Researchers looked at 47 studies and came to the conclusion that people who sit for long periods of time actually are raising their risk of cancer, heart disease, diabetes, and early death (the result of those diseases). But, you say that you exercise daily, so wouldn’t that counter the sitting hours? To give you a lawyer’s response, “That depends.” If you are just meeting the recommended daily level of exercise, then sitting for long periods of time increases your likelihood of declining health, as published in the Annals of Internal Medicine. The studies showed that the risk of poor health “is more pronounced at lower levels of physical activity than at higher levels.
What were the other results? If you engage in regular physical activity and still spend a large proportion of your day in sedentary activity, on average, you are 30 percent less like to die of any cause in a given period that those who don’t exercise at all. BUT—there is always that “but”—if you are spending the major portion of your day sitting, you are 16 percent more like to die of any cause than those who do not sit for long, in a given period.
You are probably curious as to how “prolonged sitting” is defined, which is, watching TV for at least 5 hours a day on up, with one study looking at 11 hours of day being a couch potato. On the low end, prolonged sitting is defined as one hour of sitting in a day. The recommended physical activity guidelines call for at least 20 minutes a day of moderately vigorous exercise.
In short, sitting has been found to increase your health risks independently of other factors which we know would contribute to poor health, such as smoking and obesity.

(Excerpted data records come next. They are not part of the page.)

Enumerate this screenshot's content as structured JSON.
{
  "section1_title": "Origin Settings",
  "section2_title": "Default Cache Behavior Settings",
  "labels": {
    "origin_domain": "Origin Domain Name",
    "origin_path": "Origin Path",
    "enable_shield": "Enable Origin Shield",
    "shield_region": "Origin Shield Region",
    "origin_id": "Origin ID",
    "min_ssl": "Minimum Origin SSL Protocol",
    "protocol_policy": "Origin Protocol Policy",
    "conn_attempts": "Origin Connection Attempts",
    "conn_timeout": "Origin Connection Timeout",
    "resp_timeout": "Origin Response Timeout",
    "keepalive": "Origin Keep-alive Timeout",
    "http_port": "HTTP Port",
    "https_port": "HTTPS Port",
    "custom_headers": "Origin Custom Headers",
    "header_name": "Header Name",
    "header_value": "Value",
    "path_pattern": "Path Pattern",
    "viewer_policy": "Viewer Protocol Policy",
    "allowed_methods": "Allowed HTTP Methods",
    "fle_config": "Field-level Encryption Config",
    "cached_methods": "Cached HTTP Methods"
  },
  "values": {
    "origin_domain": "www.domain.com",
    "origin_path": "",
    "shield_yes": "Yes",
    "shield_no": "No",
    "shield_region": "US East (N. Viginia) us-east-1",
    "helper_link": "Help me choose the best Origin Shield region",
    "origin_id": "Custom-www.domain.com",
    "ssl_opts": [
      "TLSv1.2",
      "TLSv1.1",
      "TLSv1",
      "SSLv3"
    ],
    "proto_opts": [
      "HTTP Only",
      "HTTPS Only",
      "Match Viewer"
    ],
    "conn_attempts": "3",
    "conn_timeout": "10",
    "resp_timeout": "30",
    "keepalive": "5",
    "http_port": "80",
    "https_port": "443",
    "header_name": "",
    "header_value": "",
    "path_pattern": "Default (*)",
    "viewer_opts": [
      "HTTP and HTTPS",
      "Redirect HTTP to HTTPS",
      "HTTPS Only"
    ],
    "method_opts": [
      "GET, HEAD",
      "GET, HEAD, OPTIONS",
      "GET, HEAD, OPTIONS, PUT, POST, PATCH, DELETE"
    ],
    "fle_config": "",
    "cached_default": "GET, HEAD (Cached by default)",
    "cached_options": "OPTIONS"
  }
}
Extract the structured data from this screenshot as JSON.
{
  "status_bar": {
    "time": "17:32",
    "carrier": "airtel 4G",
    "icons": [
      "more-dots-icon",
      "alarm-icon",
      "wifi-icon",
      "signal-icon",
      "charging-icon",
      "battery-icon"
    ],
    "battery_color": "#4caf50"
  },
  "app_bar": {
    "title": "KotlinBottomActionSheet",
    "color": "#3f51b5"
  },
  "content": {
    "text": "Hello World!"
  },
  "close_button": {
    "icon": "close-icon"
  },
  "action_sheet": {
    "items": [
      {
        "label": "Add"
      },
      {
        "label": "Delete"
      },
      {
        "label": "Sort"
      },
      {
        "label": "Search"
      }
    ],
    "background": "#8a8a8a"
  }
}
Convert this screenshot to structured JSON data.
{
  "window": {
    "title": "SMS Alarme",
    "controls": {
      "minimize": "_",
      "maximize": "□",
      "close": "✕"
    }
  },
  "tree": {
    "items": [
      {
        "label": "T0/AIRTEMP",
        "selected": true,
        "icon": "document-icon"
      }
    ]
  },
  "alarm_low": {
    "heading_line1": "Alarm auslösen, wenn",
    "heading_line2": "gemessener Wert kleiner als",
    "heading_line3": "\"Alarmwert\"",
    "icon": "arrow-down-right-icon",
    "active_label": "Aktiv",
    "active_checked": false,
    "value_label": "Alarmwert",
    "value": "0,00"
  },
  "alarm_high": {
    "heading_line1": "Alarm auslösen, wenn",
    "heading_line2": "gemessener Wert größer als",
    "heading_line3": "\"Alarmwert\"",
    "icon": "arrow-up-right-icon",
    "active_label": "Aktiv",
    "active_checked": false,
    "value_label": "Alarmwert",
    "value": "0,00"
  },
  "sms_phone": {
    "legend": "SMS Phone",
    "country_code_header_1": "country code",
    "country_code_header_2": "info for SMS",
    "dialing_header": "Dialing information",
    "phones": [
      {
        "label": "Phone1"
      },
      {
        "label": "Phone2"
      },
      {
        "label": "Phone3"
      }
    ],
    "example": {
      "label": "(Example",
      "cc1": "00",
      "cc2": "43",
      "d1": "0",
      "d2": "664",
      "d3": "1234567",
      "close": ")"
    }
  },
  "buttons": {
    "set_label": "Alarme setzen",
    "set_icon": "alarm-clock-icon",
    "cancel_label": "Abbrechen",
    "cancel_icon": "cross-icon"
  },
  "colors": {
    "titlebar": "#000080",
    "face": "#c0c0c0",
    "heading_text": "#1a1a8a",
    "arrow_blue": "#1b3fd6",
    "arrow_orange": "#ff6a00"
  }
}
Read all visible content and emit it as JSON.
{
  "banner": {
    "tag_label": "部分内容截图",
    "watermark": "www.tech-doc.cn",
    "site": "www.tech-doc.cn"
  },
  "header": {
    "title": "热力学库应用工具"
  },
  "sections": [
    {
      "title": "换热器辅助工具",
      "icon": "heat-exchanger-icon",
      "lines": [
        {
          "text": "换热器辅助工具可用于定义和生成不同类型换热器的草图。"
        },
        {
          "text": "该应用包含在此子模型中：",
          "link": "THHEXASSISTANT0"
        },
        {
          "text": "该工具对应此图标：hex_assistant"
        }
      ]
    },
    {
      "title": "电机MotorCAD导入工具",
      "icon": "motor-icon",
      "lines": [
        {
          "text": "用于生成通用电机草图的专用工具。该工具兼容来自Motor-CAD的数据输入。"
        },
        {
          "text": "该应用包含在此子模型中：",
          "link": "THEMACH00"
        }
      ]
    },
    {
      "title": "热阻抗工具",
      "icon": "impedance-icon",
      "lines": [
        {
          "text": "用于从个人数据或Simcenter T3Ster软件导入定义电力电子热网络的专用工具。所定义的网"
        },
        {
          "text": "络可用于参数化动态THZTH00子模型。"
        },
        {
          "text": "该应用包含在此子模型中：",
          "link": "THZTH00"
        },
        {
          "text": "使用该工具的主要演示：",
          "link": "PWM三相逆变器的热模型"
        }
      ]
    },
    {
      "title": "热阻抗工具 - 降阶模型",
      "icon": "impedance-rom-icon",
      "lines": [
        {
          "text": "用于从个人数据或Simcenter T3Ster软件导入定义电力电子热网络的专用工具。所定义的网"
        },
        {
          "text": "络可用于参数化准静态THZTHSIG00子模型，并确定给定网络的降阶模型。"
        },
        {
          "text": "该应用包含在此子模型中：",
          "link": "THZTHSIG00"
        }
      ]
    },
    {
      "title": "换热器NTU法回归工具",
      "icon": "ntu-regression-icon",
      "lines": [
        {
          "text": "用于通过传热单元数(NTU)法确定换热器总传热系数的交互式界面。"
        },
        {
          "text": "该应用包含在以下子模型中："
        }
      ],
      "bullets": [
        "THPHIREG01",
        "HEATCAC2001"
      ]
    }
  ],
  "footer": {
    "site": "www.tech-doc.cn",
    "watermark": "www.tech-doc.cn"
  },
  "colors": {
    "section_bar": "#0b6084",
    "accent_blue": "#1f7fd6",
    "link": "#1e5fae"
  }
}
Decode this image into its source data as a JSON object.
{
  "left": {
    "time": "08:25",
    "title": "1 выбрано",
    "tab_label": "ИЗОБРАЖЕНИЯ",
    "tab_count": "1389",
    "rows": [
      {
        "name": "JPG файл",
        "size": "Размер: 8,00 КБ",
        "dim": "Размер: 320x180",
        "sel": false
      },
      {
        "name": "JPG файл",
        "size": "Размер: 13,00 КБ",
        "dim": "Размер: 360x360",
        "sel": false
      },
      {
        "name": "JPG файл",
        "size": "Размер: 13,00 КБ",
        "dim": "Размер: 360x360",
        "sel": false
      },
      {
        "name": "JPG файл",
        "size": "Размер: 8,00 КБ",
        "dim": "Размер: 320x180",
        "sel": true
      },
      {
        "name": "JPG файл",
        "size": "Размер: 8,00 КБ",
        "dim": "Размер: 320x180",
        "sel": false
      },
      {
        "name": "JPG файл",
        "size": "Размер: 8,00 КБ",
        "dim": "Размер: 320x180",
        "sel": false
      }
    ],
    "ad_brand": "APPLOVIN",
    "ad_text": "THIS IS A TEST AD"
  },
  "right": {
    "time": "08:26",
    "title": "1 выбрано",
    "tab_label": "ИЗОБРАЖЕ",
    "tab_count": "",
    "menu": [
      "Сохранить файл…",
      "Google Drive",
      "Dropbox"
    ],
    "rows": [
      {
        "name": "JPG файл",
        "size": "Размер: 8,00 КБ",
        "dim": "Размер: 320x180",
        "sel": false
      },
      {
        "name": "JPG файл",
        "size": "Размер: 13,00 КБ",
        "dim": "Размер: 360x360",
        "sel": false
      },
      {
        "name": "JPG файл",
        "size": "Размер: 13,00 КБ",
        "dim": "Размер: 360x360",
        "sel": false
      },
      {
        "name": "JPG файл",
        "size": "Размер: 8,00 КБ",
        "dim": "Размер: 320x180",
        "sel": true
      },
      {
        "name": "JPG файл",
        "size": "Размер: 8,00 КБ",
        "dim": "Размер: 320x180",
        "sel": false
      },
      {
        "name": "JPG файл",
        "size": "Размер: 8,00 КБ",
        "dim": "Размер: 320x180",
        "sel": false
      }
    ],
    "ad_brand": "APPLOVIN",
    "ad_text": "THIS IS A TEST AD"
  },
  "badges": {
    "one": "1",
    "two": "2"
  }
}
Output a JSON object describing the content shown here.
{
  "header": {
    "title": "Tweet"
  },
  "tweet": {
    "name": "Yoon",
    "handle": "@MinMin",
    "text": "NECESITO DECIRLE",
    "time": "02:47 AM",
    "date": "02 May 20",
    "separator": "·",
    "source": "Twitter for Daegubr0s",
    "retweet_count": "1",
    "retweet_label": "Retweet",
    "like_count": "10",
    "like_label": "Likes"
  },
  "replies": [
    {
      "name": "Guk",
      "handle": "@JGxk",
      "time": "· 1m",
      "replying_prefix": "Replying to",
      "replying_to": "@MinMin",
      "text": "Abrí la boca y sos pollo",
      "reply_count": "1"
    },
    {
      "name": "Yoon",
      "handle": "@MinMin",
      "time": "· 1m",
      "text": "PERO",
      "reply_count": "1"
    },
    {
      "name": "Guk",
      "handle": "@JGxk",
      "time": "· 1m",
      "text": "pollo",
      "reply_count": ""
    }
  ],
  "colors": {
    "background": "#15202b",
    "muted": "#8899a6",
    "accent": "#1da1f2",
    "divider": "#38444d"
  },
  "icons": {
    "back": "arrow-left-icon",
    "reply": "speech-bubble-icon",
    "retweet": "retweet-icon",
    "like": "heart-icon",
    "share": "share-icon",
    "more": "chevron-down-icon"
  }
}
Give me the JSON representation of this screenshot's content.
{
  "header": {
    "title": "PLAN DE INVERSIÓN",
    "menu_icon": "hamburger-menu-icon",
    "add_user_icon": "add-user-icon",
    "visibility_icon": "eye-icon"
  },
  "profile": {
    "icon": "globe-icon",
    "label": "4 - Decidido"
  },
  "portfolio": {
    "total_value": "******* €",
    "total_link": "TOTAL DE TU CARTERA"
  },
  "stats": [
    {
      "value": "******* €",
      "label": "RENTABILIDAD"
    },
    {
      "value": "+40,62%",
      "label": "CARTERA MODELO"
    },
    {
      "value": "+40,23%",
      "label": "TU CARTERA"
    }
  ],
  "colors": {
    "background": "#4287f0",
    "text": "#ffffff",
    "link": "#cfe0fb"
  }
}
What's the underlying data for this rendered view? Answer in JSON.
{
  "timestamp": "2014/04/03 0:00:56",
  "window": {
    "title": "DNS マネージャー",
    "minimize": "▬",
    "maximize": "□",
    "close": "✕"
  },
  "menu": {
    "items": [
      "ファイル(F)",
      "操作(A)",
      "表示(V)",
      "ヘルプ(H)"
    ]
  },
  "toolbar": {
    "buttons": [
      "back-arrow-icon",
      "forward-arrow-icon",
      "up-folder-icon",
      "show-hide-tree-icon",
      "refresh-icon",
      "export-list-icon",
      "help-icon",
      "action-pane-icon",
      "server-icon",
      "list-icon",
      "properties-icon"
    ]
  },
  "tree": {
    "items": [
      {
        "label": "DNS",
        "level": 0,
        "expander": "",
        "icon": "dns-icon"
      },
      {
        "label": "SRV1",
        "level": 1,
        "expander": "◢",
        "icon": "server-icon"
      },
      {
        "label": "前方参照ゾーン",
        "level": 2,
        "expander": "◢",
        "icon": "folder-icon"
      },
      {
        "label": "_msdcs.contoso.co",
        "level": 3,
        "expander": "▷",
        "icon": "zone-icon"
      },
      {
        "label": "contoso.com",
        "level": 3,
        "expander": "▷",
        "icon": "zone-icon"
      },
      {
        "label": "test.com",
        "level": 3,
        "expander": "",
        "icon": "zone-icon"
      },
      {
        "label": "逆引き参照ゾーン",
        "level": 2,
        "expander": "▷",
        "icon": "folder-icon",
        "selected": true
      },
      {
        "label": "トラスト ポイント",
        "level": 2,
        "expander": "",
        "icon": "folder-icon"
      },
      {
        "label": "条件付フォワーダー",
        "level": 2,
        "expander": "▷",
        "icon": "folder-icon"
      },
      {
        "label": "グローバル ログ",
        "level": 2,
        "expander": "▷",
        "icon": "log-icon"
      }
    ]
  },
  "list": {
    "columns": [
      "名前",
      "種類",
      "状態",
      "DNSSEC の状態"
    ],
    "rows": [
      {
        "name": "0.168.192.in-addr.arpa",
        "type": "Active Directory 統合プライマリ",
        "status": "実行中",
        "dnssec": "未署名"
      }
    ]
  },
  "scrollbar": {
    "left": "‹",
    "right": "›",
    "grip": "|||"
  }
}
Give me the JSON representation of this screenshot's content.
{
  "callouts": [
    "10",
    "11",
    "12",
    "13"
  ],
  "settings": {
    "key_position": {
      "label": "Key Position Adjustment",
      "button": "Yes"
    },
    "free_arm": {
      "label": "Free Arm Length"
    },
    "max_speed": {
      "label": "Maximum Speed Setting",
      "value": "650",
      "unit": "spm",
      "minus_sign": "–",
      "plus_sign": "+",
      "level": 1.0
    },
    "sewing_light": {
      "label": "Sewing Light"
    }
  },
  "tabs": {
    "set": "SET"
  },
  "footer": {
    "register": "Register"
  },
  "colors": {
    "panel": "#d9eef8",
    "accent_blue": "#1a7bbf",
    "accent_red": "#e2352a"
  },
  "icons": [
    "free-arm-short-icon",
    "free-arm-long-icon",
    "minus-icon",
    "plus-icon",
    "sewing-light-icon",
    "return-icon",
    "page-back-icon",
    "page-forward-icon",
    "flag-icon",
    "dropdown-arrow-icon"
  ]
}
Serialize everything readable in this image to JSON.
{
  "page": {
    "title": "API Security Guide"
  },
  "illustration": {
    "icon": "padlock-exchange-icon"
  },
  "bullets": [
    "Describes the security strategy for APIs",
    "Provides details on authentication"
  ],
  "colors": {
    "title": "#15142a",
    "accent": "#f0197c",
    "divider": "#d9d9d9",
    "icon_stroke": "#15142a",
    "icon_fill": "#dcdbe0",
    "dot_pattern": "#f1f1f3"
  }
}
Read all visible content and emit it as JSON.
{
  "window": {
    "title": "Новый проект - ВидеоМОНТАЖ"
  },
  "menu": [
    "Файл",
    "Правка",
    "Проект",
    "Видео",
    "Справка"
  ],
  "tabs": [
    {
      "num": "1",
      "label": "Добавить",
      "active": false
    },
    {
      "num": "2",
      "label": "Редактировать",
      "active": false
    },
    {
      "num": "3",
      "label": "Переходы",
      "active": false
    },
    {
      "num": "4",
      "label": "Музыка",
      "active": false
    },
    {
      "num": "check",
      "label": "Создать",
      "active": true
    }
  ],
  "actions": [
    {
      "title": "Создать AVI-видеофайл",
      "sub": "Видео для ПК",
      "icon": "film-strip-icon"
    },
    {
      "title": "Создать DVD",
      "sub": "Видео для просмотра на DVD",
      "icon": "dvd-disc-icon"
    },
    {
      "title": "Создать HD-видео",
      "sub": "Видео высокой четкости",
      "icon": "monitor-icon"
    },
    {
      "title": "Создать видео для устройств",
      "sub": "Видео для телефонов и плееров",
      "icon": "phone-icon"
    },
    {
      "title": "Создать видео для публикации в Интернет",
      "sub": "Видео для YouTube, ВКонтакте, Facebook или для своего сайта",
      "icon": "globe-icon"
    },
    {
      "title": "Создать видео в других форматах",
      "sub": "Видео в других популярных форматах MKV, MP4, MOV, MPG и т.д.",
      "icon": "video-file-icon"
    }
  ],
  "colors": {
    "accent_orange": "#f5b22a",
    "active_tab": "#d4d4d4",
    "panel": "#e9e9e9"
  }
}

That translates to, for example, long hours of sitting contributing to weight gain, even if it doesn’t make you obese.
The most astonishing results of this research pertained to diabetics. Tune in tomorrow to see what the research shows us there, and what you can do to offset the damage that sitting too much does to your health.